MATERIAL FOR THE TASK below:
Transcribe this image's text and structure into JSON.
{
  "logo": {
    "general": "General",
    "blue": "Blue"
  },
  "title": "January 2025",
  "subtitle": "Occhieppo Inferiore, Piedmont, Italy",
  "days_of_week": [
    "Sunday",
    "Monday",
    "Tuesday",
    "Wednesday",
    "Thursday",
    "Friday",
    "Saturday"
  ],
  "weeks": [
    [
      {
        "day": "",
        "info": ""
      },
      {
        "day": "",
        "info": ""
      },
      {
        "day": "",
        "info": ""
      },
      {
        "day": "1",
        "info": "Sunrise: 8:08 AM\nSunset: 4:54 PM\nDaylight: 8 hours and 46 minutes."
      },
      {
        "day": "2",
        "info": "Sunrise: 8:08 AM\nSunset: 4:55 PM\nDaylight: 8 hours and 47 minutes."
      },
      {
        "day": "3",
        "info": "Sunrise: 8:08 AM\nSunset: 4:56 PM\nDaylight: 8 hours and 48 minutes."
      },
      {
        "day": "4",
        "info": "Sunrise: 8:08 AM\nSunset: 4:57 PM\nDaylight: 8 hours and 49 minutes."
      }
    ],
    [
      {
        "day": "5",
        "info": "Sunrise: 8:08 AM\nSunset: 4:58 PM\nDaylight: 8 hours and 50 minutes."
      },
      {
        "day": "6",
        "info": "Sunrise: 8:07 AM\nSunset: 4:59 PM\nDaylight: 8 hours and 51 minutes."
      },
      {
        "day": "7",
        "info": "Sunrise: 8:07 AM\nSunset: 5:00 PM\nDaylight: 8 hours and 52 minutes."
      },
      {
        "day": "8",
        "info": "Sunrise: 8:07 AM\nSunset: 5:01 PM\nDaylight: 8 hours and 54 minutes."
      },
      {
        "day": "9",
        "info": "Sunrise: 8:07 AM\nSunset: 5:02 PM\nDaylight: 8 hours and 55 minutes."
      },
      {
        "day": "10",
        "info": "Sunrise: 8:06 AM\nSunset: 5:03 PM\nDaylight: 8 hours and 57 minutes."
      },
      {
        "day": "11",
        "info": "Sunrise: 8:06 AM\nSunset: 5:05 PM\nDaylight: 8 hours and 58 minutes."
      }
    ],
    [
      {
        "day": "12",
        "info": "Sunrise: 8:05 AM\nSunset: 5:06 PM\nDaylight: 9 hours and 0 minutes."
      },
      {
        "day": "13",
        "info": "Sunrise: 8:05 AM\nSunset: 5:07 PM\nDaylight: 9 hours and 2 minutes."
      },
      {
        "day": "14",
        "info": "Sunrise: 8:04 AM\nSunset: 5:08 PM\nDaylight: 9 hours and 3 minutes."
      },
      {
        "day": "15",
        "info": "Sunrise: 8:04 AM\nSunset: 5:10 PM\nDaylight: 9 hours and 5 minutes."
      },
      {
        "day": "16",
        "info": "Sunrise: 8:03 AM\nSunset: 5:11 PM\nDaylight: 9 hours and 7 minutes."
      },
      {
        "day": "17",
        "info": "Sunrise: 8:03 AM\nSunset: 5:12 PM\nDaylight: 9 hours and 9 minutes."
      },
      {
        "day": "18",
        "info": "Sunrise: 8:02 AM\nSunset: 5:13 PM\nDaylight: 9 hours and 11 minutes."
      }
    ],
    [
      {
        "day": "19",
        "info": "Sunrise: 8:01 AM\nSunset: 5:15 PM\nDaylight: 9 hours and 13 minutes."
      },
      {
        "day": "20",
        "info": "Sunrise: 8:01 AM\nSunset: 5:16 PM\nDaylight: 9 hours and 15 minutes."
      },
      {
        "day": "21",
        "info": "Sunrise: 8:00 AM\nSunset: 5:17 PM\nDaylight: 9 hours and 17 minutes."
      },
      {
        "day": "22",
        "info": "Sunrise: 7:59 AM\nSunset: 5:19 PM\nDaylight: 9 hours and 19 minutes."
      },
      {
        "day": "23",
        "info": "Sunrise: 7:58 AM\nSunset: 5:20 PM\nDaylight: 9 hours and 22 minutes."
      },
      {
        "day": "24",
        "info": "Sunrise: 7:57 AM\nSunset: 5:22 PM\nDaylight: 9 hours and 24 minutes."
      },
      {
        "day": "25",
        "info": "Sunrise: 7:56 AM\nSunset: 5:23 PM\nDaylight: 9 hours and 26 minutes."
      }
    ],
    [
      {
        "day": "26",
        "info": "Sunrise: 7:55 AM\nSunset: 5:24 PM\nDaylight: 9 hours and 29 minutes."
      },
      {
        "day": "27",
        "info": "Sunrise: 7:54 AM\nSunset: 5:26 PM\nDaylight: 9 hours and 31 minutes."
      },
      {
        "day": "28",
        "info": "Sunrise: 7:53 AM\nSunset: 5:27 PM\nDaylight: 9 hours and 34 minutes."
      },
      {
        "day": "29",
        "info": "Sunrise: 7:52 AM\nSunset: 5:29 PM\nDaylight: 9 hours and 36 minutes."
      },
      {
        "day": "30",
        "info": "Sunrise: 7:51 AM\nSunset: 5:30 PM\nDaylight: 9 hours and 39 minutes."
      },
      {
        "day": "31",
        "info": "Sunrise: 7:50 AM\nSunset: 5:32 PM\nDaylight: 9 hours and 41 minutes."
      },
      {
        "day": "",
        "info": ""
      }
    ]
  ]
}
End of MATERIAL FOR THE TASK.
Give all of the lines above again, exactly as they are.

EXERCISE RESULT:
Transcribe this image's text and structure into JSON.
{
  "logo": {
    "general": "General",
    "blue": "Blue"
  },
  "title": "January 2025",
  "subtitle": "Occhieppo Inferiore, Piedmont, Italy",
  "days_of_week": [
    "Sunday",
    "Monday",
    "Tuesday",
    "Wednesday",
    "Thursday",
    "Friday",
    "Saturday"
  ],
  "weeks": [
    [
      {
        "day": "",
        "info": ""
      },
      {
        "day": "",
        "info": ""
      },
      {
        "day": "",
        "info": ""
      },
      {
        "day": "1",
        "info": "Sunrise: 8:08 AM\nSunset: 4:54 PM\nDaylight: 8 hours and 46 minutes."
      },
      {
        "day": "2",
        "info": "Sunrise: 8:08 AM\nSunset: 4:55 PM\nDaylight: 8 hours and 47 minutes."
      },
      {
        "day": "3",
        "info": "Sunrise: 8:08 AM\nSunset: 4:56 PM\nDaylight: 8 hours and 48 minutes."
      },
      {
        "day": "4",
        "info": "Sunrise: 8:08 AM\nSunset: 4:57 PM\nDaylight: 8 hours and 49 minutes."
      }
    ],
    [
      {
        "day": "5",
        "info": "Sunrise: 8:08 AM\nSunset: 4:58 PM\nDaylight: 8 hours and 50 minutes."
      },
      {
        "day": "6",
        "info": "Sunrise: 8:07 AM\nSunset: 4:59 PM\nDaylight: 8 hours and 51 minutes."
      },
      {
        "day": "7",
        "info": "Sunrise: 8:07 AM\nSunset: 5:00 PM\nDaylight: 8 hours and 52 minutes."
      },
      {
        "day": "8",
        "info": "Sunrise: 8:07 AM\nSunset: 5:01 PM\nDaylight: 8 hours and 54 minutes."
      },
      {
        "day": "9",
        "info": "Sunrise: 8:07 AM\nSunset: 5:02 PM\nDaylight: 8 hours and 55 minutes."
      },
      {
        "day": "10",
        "info": "Sunrise: 8:06 AM\nSunset: 5:03 PM\nDaylight: 8 hours and 57 minutes."
      },
      {
        "day": "11",
        "info": "Sunrise: 8:06 AM\nSunset: 5:05 PM\nDaylight: 8 hours and 58 minutes."
      }
    ],
    [
      {
        "day": "12",
        "info": "Sunrise: 8:05 AM\nSunset: 5:06 PM\nDaylight: 9 hours and 0 minutes."
      },
      {
        "day": "13",
        "info": "Sunrise: 8:05 AM\nSunset: 5:07 PM\nDaylight: 9 hours and 2 minutes."
      },
      {
        "day": "14",
        "info": "Sunrise: 8:04 AM\nSunset: 5:08 PM\nDaylight: 9 hours and 3 minutes."
      },
      {
        "day": "15",
        "info": "Sunrise: 8:04 AM\nSunset: 5:10 PM\nDaylight: 9 hours and 5 minutes."
      },
      {
        "day": "16",
        "info": "Sunrise: 8:03 AM\nSunset: 5:11 PM\nDaylight: 9 hours and 7 minutes."
      },
      {
        "day": "17",
        "info": "Sunrise: 8:03 AM\nSunset: 5:12 PM\nDaylight: 9 hours and 9 minutes."
      },
      {
        "day": "18",
        "info": "Sunrise: 8:02 AM\nSunset: 5:13 PM\nDaylight: 9 hours and 11 minutes."
      }
    ],
    [
      {
        "day": "19",
        "info": "Sunrise: 8:01 AM\nSunset: 5:15 PM\nDaylight: 9 hours and 13 minutes."
      },
      {
        "day": "20",
        "info": "Sunrise: 8:01 AM\nSunset: 5:16 PM\nDaylight: 9 hours and 15 minutes."
      },
      {
        "day": "21",
        "info": "Sunrise: 8:00 AM\nSunset: 5:17 PM\nDaylight: 9 hours and 17 minutes."
      },
      {
        "day": "22",
        "info": "Sunrise: 7:59 AM\nSunset: 5:19 PM\nDaylight: 9 hours and 19 minutes."
      },
      {
        "day": "23",
        "info": "Sunrise: 7:58 AM\nSunset: 5:20 PM\nDaylight: 9 hours and 22 minutes."
      },
      {
        "day": "24",
        "info": "Sunrise: 7:57 AM\nSunset: 5:22 PM\nDaylight: 9 hours and 24 minutes."
      },
      {
        "day": "25",
        "info": "Sunrise: 7:56 AM\nSunset: 5:23 PM\nDaylight: 9 hours and 26 minutes."
      }
    ],
    [
      {
        "day": "26",
        "info": "Sunrise: 7:55 AM\nSunset: 5:24 PM\nDaylight: 9 hours and 29 minutes."
      },
      {
        "day": "27",
        "info": "Sunrise: 7:54 AM\nSunset: 5:26 PM\nDaylight: 9 hours and 31 minutes."
      },
      {
        "day": "28",
        "info": "Sunrise: 7:53 AM\nSunset: 5:27 PM\nDaylight: 9 hours and 34 minutes."
      },
      {
        "day": "29",
        "info": "Sunrise: 7:52 AM\nSunset: 5:29 PM\nDaylight: 9 hours and 36 minutes."
      },
      {
        "day": "30",
        "info": "Sunrise: 7:51 AM\nSunset: 5:30 PM\nDaylight: 9 hours and 39 minutes."
      },
      {
        "day": "31",
        "info": "Sunrise: 7:50 AM\nSunset: 5:32 PM\nDaylight: 9 hours and 41 minutes."
      },
      {
        "day": "",
        "info": ""
      }
    ]
  ]
}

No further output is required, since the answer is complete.